» Exercise goal
Quote all of the data below exactly, please.

Records from a data collection
::::::::::

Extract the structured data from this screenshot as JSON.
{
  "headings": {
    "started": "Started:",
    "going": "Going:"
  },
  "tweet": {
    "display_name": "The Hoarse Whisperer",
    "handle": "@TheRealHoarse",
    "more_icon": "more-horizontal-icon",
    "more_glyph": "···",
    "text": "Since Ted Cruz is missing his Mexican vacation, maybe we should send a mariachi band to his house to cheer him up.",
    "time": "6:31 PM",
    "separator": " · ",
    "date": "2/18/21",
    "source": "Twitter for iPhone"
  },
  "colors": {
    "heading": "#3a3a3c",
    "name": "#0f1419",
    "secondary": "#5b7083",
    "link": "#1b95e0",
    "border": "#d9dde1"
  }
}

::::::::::

» Finished exercise
Extract the structured data from this screenshot as JSON.
{
  "headings": {
    "started": "Started:",
    "going": "Going:"
  },
  "tweet": {
    "display_name": "The Hoarse Whisperer",
    "handle": "@TheRealHoarse",
    "more_icon": "more-horizontal-icon",
    "more_glyph": "···",
    "text": "Since Ted Cruz is missing his Mexican vacation, maybe we should send a mariachi band to his house to cheer him up.",
    "time": "6:31 PM",
    "separator": " · ",
    "date": "2/18/21",
    "source": "Twitter for iPhone"
  },
  "colors": {
    "heading": "#3a3a3c",
    "name": "#0f1419",
    "secondary": "#5b7083",
    "link": "#1b95e0",
    "border": "#d9dde1"
  }
}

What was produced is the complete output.